Confidence is a must, no matter the situation, but there are some things I feel less confident about than others. For example, although I know I’m a good mechanic—certainly not as fast as the guys who work diligently at flat rate in the repair shops—my confidence always wavers in that arena. I recall one of my teachers once saying, “Rosa, what do you mean you don’t know how to do that? I’ve seen you do it before. You’re good at it!” But even if you know how to do something—even if it’s damn-near instinctive—a lack of confidence can kill that. Confidence is essential when you’re writing non-fiction.
I feel uncertain in an arena where I have less experience. This is natural; there are always those we look up to, those who have more know-how when it comes to certain things. In the realm of non-fiction, I think of authors I know whose work I admire greatly. And I balk, wondering if I can follow in their footsteps—or if trying would be wrong somehow.
I’m working on two non-fiction books. One is a book on writing, editing, and publishing that incorporates interviews with other authors, editors, and publishers, to give the book a well-rounded feel to it as I explore the perspectives of my colleagues in the industry. Write to Right: Focus, Edit, Publish is what I like to call an alternative guide, because it also touches on things that can make a writing or publishing project suffer—haste, impatience, lack of confidence. I offer ways and advice to center yourself, focus, and be patient.
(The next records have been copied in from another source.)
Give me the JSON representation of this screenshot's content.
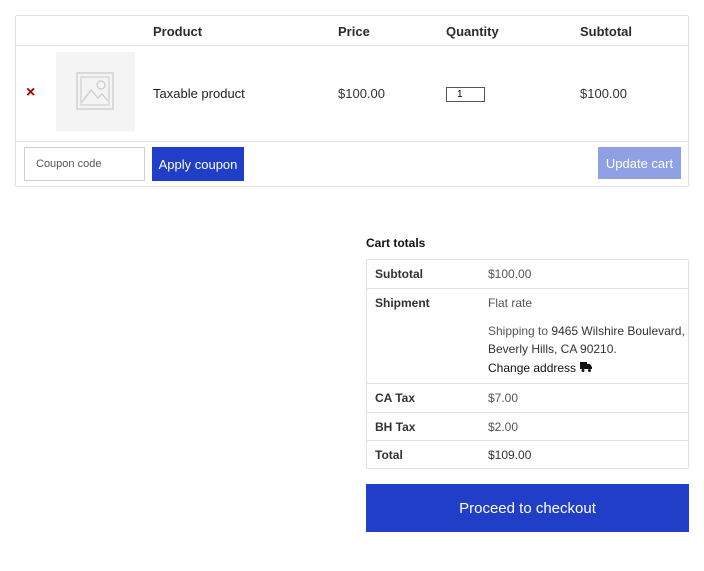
{
  "cart": {
    "headers": {
      "product": "Product",
      "price": "Price",
      "quantity": "Quantity",
      "subtotal": "Subtotal"
    },
    "items": [
      {
        "remove_symbol": "×",
        "thumbnail_icon": "image-placeholder-icon",
        "name": "Taxable product",
        "price": "$100.00",
        "quantity": "1",
        "subtotal": "$100.00"
      }
    ],
    "coupon_placeholder": "Coupon code",
    "apply_label": "Apply coupon",
    "update_label": "Update cart"
  },
  "totals": {
    "title": "Cart totals",
    "subtotal_label": "Subtotal",
    "subtotal_value": "$100.00",
    "shipment_label": "Shipment",
    "shipment_method": "Flat rate",
    "shipping_prefix": "Shipping to ",
    "shipping_address": "9465 Wilshire Boulevard, Beverly Hills, CA 90210.",
    "change_address_label": "Change address",
    "change_address_icon": "truck-icon",
    "ca_tax_label": "CA Tax",
    "ca_tax_value": "$7.00",
    "bh_tax_label": "BH Tax",
    "bh_tax_value": "$2.00",
    "total_label": "Total",
    "total_value": "$109.00"
  },
  "checkout_label": "Proceed to checkout",
  "colors": {
    "primary": "#213ec9",
    "disabled": "#8fa0e4",
    "remove": "#a00000",
    "border": "#e0e0e0"
  }
}
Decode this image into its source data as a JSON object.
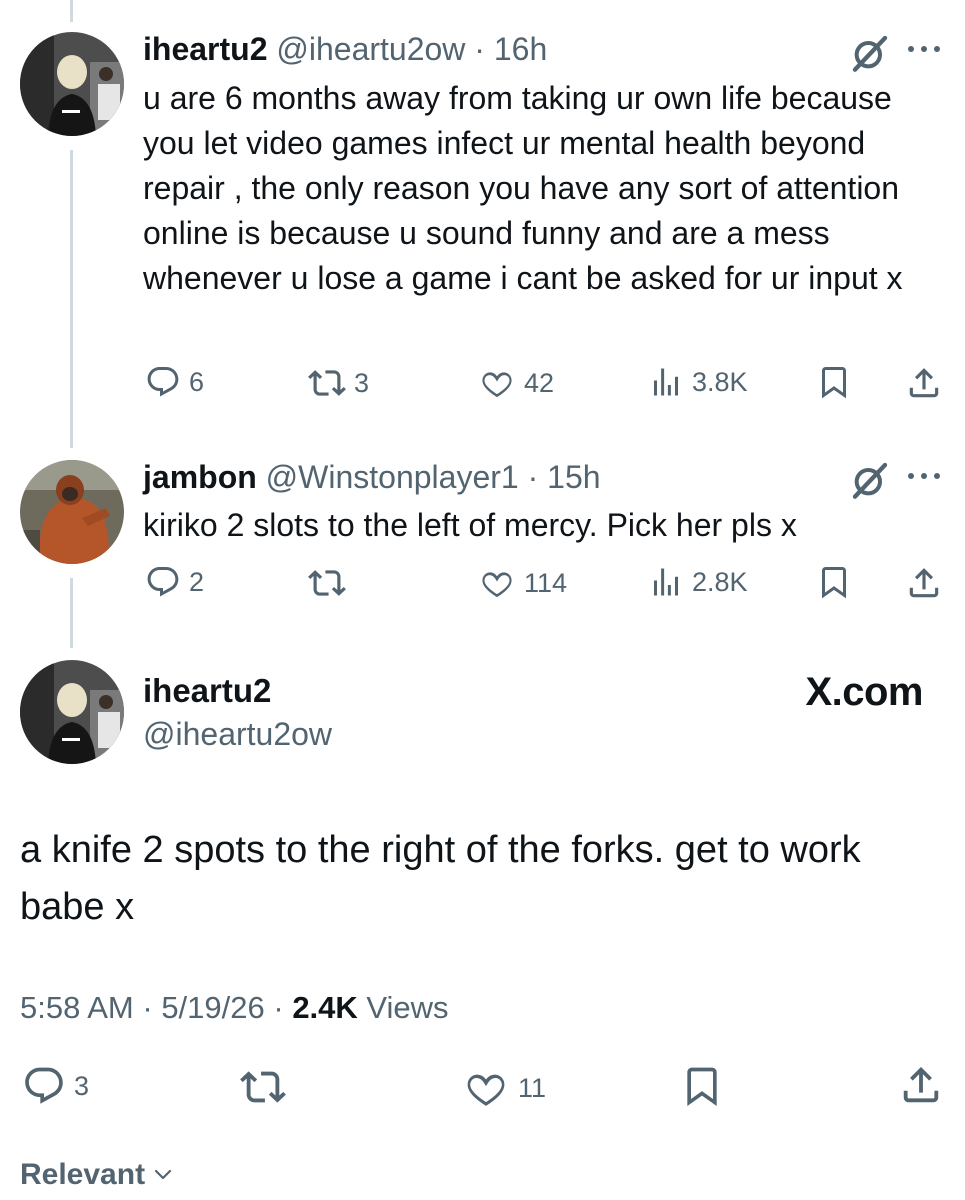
{
  "thread": [
    {
      "name": "iheartu2",
      "handle": "@iheartu2ow",
      "time": "16h",
      "text": "u are 6 months away from taking ur own life because you let video games infect ur mental health beyond repair , the only reason you have any sort of attention online is because u sound funny and are a mess whenever u lose a game i cant be asked for ur input x",
      "replies": "6",
      "reposts": "3",
      "likes": "42",
      "views": "3.8K"
    },
    {
      "name": "jambon",
      "handle": "@Winstonplayer1",
      "time": "15h",
      "text": "kiriko 2 slots to the left of mercy. Pick her pls x",
      "replies": "2",
      "reposts": "",
      "likes": "114",
      "views": "2.8K"
    }
  ],
  "main": {
    "name": "iheartu2",
    "handle": "@iheartu2ow",
    "brand": "X.com",
    "text": "a knife 2 spots to the right of the forks. get to work babe x",
    "time": "5:58 AM",
    "date": "5/19/26",
    "views_count": "2.4K",
    "views_label": "Views",
    "replies": "3",
    "likes": "11"
  },
  "footer": {
    "sort_label": "Relevant"
  },
  "icons": {
    "reply": "reply-icon",
    "repost": "repost-icon",
    "like": "heart-icon",
    "views": "views-icon",
    "bookmark": "bookmark-icon",
    "share": "share-icon",
    "grok": "grok-icon",
    "more": "more-icon"
  },
  "colors": {
    "text": "#0f1419",
    "muted": "#536471",
    "thread_line": "#cfd9de"
  }
}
Lack of confidence. Hmm. I have a lot of confidence in this project, something I’ve been working with for quite a while. I have confidence in it because I’m a published author, I’ve been editing for eight years or so, I’ve just started freelancing full-time, and I feel I have words of wisdom I can offer fellow writers. Does this mean I know everything? Certainly not. But one of my weak points is I worry that people will think I’m a know-it-all.
I used to be one of those people who would prefer to pretend to not know anything, rather than go against the scrutiny of others. But now I know even a bad review is more publicity than no publicity, and I’m willing to stand firm by my work and say, “Hey, I don’t know everything, but I think I can help you out a bit, and here’s why.”
My other non-fiction work is entitled Treasures on Our Coast: A Snowbird’s Guide to Southeast Florida History. Research has been ongoing since 2010, and the book is in its final stages. I hope to entice a history publisher with it, but here’s where I lack confidence. I worry I’m repeating what’s already been said a thousand times, and I don’t want anyone to think I’m copying them. My biggest fear is that I’ll somehow accidentally plagiarize someone—and I don’t know why. I’m very careful. Maybe too careful. But the fear remains.
I write what I know—which is why Treasures on Our Coast is what it is, a “guide for snowbirds”. I wish to interest outsiders in Florida history, because it has its roots in the beginnings of our nation. It was where the war to protect slavery took place, but it was also where the first free black community stood, until it was destroyed during the Seminole Wars. There’s only one Florida, and only one Everglades. But when I realized my confidence in myself was waning, I changed the title and rearranged my focus so I was aiming to inform snowbirds. Because I am not a native Floridian, I can only offer my perspective, which is essentially the perspective of an outsider. A snowbird.
So, if you’re not feeling confident in what you’re writing, ask yourself these questions:
Am I writing about what I know?
Even if I am not a true expert, do I have some knowledge to offer that is unique, perhaps a perspective I feel is important to share with the world?
Is it worth it? Oh yes, it is.
Get your confidence back. Stand firm in what you believe in. And write to your heart’s content.